  1. Sue says

    Thanks Don. I love the definition of hope from the Holman Bible Dictionary. Hope being a trustful expectation, particularly with reference to the fulfillment of God’s purpose is a clear and useful working concept.
    Every time we use math we trust its principle to work. Everytime I listen to Father-Mother God, I trust His-Her as Principle, as love and divine Mind. I always hold a trustful expectation that goodness guides, directs and heals which not only blesses me but my community!

  2. says

    Yes, it’s so vitalizing to keep thought attuned to what is good, an ongoing task that pays dividends in so many ways. Thanks for this inspired article.

  3. Pamela says

    I have a favorite Bible passage that says, ” Why art thou cast down, O my soul? and why art thou disquieted within me? hope thou in God: for I shall yet praise him, who is the health of my countenance, and my God.”

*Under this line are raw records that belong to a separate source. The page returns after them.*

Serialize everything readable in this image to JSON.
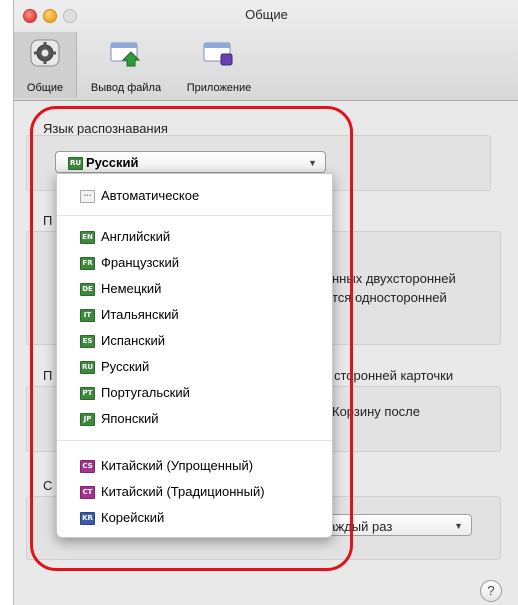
{
  "window": {
    "title": "Общие"
  },
  "toolbar": {
    "general_label": "Общие",
    "output_label": "Вывод файла",
    "app_label": "Приложение"
  },
  "language_section": {
    "label": "Язык распознавания",
    "selected": "Русский",
    "selected_code": "RU"
  },
  "menu": {
    "automatic": "Автоматическое",
    "items": [
      {
        "code": "EN",
        "label": "Английский",
        "color": "#3c8a3c"
      },
      {
        "code": "FR",
        "label": "Французский",
        "color": "#3c8a3c"
      },
      {
        "code": "DE",
        "label": "Немецкий",
        "color": "#3c8a3c"
      },
      {
        "code": "IT",
        "label": "Итальянский",
        "color": "#3c8a3c"
      },
      {
        "code": "ES",
        "label": "Испанский",
        "color": "#3c8a3c"
      },
      {
        "code": "RU",
        "label": "Русский",
        "color": "#3c8a3c"
      },
      {
        "code": "PT",
        "label": "Португальский",
        "color": "#3c8a3c"
      },
      {
        "code": "JP",
        "label": "Японский",
        "color": "#3c8a3c"
      },
      {
        "code": "CS",
        "label": "Китайский (Упрощенный)",
        "color": "#a2338f"
      },
      {
        "code": "CT",
        "label": "Китайский (Традиционный)",
        "color": "#a2338f"
      },
      {
        "code": "KR",
        "label": "Корейский",
        "color": "#3b5aa8"
      }
    ]
  },
  "background": {
    "section2_prefix": "П",
    "section2_line1": "нных двухсторонней",
    "section2_line2": "тся односторонней",
    "section3_prefix": "П",
    "section3_suffix": "сторонней карточки",
    "section3_line1": "Корзину после",
    "section4_prefix": "С",
    "select_value": "ыбрать каждый раз"
  },
  "help": {
    "label": "?"
  }
}
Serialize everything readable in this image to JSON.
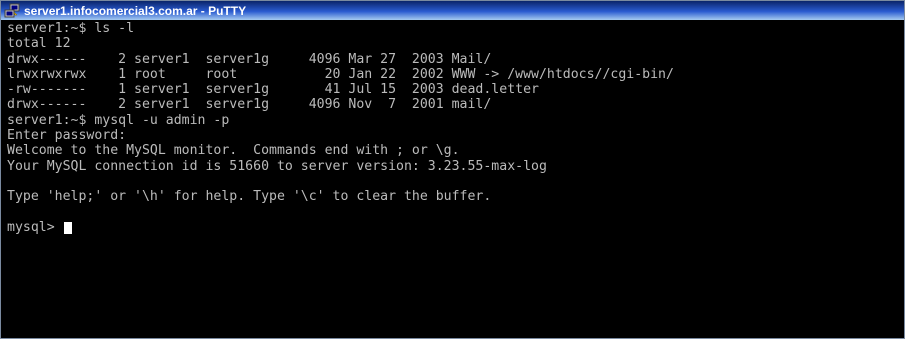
{
  "window": {
    "title": "server1.infocomercial3.com.ar - PuTTY",
    "icon": "putty-icon"
  },
  "terminal": {
    "background": "#000000",
    "foreground": "#bbbbbb",
    "lines": [
      "server1:~$ ls -l",
      "total 12",
      "drwx------    2 server1  server1g     4096 Mar 27  2003 Mail/",
      "lrwxrwxrwx    1 root     root           20 Jan 22  2002 WWW -> /www/htdocs//cgi-bin/",
      "-rw-------    1 server1  server1g       41 Jul 15  2003 dead.letter",
      "drwx------    2 server1  server1g     4096 Nov  7  2001 mail/",
      "server1:~$ mysql -u admin -p",
      "Enter password:",
      "Welcome to the MySQL monitor.  Commands end with ; or \\g.",
      "Your MySQL connection id is 51660 to server version: 3.23.55-max-log",
      "",
      "Type 'help;' or '\\h' for help. Type '\\c' to clear the buffer.",
      ""
    ],
    "prompt": "mysql> "
  }
}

    For me my hope is always in God I guess because He has always helped me when I needed help, gided me when I needed direction and healed me when I needed healing. It’s difficult to imagine not having hope in God since that has been my experience from childhood. Thanks Don for this informative blog.

  4. Cassie says

    Wonderful message, Don. Thanks for the helpful and hopeful practical encouragement.

  5. Kathie Kilgore says

    When hope becomes understanding, it has the authority of God’s onliness and allness behind it. Mary Baker Eddy, the Discoverer and Founder of Christian Science, gives us this wise counsel: “Let the reign of divine Truth, Life, and Love rule out of me all sin. And may Thy Word enrich the affections of all mankind and govern them.” “To reign” is to rule exclusively.
    Just as we know that 2 and 2 are 4 because of a provable principle, not just willpower or blind faith, we have divine authority undergirding our hope for harmony in all aspects of life. Stimulating articles and food for thought! Thank you!

  6. Anne says

    I heard long ago that hope is so important because it’s an expectancy of good.

    Of the five pathways to hope in Amanda Enayati’s article, I especially liked “attending to spirituality,” and “developing wisdom.” While each one, of course, will find his/her own way to incorporate these qualities into daily life, I appreciate the reminder to give them careful thought.

    I read once that hope is an essential Christian quality though certainly not exclusive to that religion.

    When Christ Jesus was on the cross, he must have been hopeful and expectant of a final right result. Imagine the hope, faith, and trust he would have had to have in the spiritual power of God to save and deliver him from what looked like a terrible fate.

    Contemplating his greatest trial has definitely given me hope and encouragement when I’ve felt bombarded with life’s troubles. It’s been serious work at times, but the thought of hope has always brought a brighter day and eventually a positive solution to whatever problem I faced with physical or mental health.

    A wonderful blog. Thank you.

  7. Belle says

    I love the concept from Science and Health that hope begins with intuition, that intuitive sense that all will be well, grows into faith, ripens in understanding…then fruition and then, voila, reality!!

  8. Tracy Clifton says

    I often think of hope as simply expecting good. And any doctor will tell you that expecting good while trying to heal is useful and helpful! Thanks for this article, Don!